The company has yo-yoed in and out of the FTSE 100 through economic cycles. It was relegated to the second-tier FTSE 250 in 2008, before returning to the top index in 2011. And it was relegated again in 2020, only to be promoted back last year.
Not all about economic cycles
However, if ITV had released its latest annual results a day earlier than it did, it would once again have dropped out of the FTSE 100. Its shares crashed 28% on the results, but the quarterly FTSE index review was done the day before.
Ironically, the company reported record advertising revenue in the results. The market response showed that sentiment for the stock isn’t all about economic cycles.

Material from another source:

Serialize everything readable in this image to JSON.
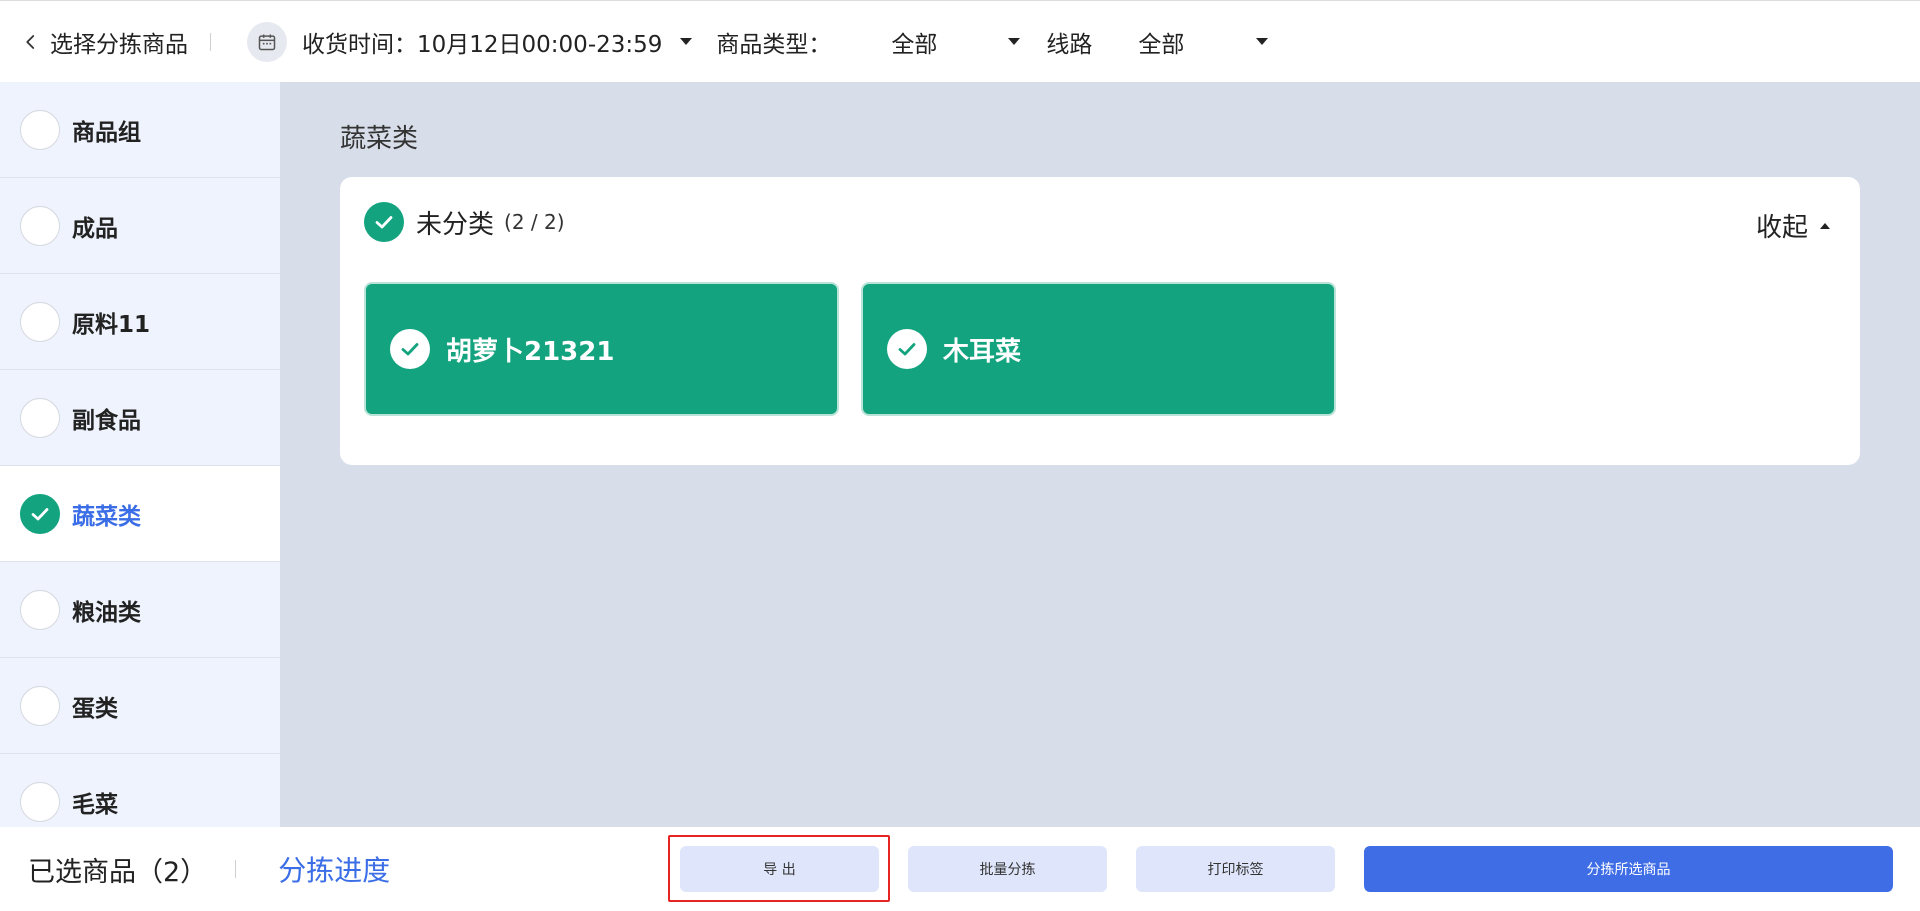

As well as being a hostage to those cycles, ITV faces challenges from a structurally changing industry and intense competition for viewers. The negative reaction to the results was very much a reflection of investor concerns about these challenges.
Hey big spender
ITV detailed the next phase of its ‘More Than TV’ strategy in the results. The market baulked at the amount of investment that management feels it needs to make over the next five years to keep the company and its content competitive and relevant in the global entertainment market.
Berenberg analyst Sarah Simon summed up the market’s concerns about the company’s prospects. “They’re spending more because they’re losing eyeballs,” she told the Financial Times. “You’ve got Netflix, Amazon, Peacock, Discovery+, Facebook Watch, YouTube — there’s just so much [competition].”
At the current share price of 75p, the market is valuing ITV at less than six times forecast 2022 earnings, with a prospective dividend yield of over 6%. I think this valuation may be a little too cheap.
Having said that, I can’t see investors moving to rate the stock as a very high-value business, given its sensitivity to economic cycles, and the level of investment now needed to compete in the global entertainment market. On this basis, I don’t see as much upside potential here as at Lloyds and Rolls-Royce.